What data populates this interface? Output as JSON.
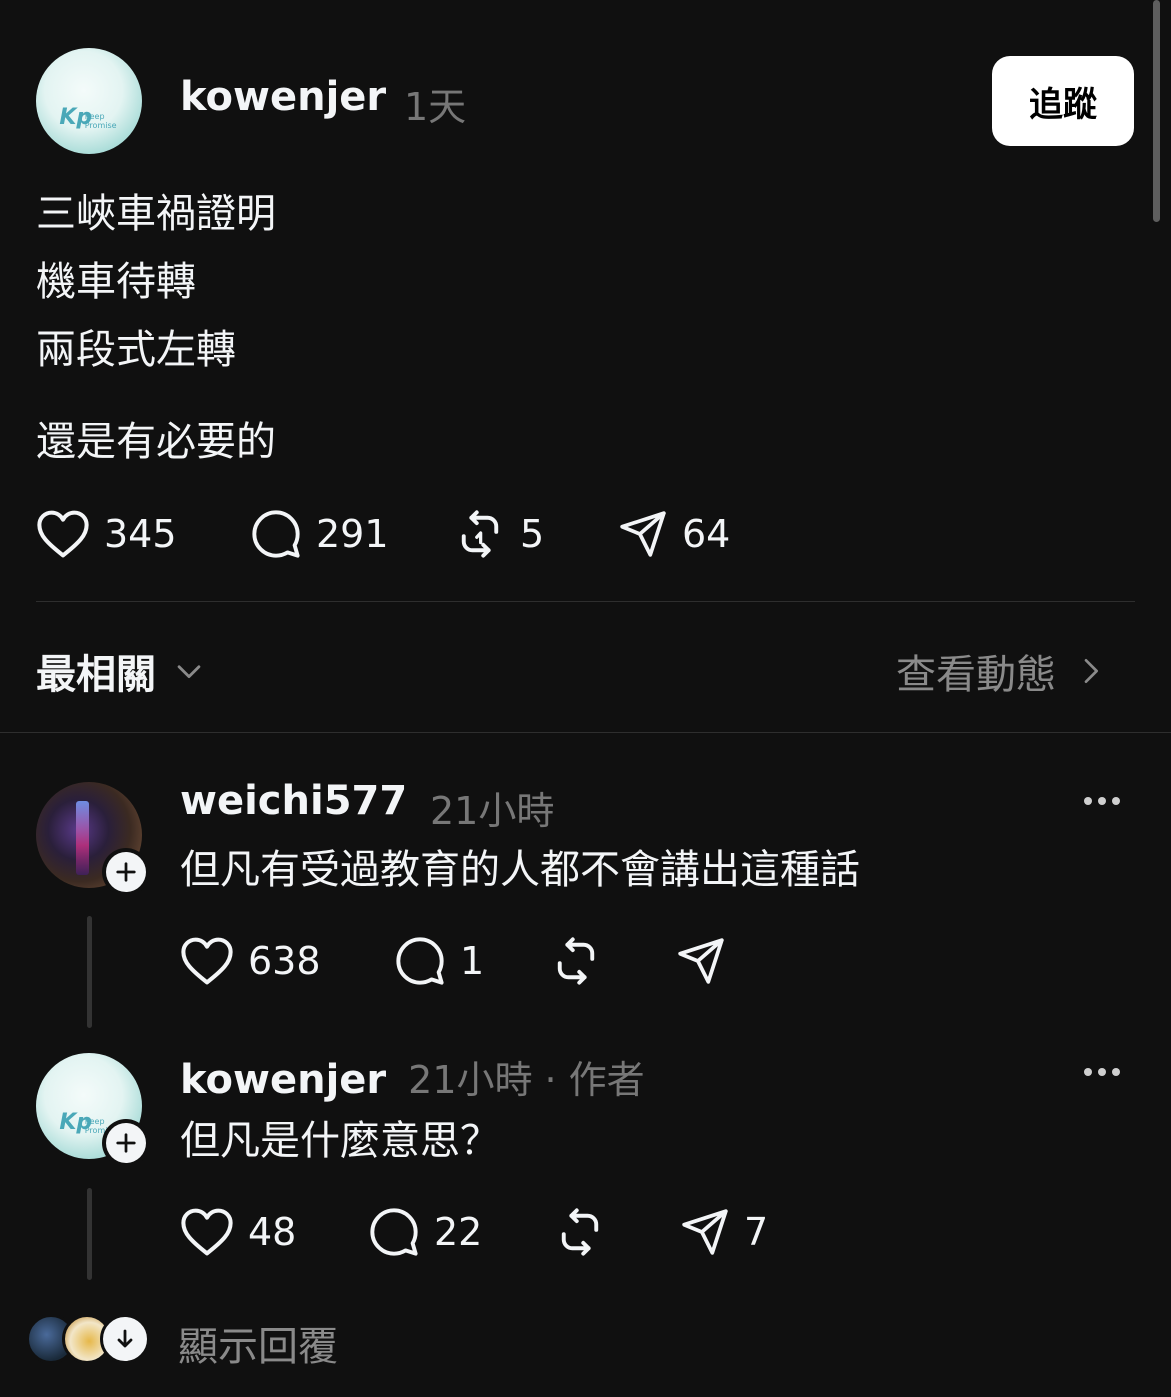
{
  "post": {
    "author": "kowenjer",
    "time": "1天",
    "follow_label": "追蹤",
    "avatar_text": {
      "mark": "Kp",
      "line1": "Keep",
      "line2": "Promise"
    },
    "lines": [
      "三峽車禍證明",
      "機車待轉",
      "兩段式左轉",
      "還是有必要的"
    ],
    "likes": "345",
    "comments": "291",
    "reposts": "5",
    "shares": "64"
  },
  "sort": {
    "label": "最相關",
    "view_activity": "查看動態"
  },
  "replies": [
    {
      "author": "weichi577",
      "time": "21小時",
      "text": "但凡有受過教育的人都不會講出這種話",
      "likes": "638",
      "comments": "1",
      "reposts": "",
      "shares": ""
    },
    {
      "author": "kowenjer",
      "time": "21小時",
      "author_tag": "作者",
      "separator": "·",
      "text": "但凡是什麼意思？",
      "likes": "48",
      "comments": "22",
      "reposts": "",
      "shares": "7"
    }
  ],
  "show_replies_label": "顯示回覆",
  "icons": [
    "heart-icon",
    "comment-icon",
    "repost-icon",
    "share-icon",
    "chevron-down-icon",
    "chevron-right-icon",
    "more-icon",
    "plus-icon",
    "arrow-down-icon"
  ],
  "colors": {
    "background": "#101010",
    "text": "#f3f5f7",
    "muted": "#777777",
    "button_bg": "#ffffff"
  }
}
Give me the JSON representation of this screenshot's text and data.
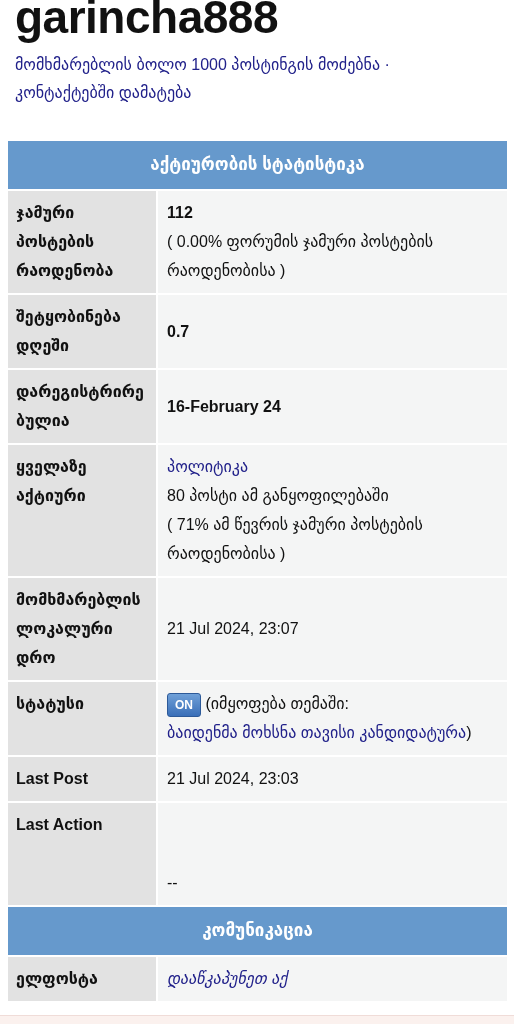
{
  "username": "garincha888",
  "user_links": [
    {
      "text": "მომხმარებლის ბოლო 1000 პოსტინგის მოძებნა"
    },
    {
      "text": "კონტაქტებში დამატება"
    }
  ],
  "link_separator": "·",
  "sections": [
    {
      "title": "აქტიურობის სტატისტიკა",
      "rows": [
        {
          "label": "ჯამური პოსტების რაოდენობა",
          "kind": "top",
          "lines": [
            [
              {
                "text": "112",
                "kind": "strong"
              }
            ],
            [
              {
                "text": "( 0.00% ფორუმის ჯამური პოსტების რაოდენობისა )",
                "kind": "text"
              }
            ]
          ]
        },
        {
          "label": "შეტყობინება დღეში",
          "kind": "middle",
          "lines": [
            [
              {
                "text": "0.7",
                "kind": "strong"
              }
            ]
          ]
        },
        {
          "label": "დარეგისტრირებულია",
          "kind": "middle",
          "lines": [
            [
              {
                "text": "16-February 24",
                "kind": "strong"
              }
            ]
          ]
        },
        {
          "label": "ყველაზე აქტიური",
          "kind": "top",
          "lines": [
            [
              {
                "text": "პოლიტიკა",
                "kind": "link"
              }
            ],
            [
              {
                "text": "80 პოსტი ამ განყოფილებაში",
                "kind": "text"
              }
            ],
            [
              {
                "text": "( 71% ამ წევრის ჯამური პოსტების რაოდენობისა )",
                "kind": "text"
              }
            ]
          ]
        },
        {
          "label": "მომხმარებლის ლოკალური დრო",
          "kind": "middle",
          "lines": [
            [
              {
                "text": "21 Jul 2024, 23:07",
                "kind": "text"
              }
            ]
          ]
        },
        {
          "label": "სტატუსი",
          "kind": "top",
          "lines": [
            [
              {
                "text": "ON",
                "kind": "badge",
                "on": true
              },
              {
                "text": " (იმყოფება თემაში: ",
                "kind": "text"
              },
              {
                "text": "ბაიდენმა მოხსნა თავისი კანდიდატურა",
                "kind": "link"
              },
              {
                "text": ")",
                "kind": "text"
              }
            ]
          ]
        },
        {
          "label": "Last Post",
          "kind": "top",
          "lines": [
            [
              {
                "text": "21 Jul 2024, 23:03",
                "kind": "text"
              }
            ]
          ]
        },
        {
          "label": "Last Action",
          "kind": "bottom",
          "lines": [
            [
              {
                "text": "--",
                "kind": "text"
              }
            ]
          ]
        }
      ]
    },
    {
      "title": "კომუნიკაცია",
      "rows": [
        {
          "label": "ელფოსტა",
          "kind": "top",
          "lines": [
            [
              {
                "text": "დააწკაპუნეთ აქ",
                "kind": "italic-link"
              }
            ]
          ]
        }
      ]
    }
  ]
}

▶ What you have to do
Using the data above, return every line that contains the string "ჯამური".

▶ Your solution
          "label": "ჯამური პოსტების რაოდენობა",
                "text": "( 0.00% ფორუმის ჯამური პოსტების რაოდენობისა )",
                "text": "( 71% ამ წევრის ჯამური პოსტების რაოდენობისა )",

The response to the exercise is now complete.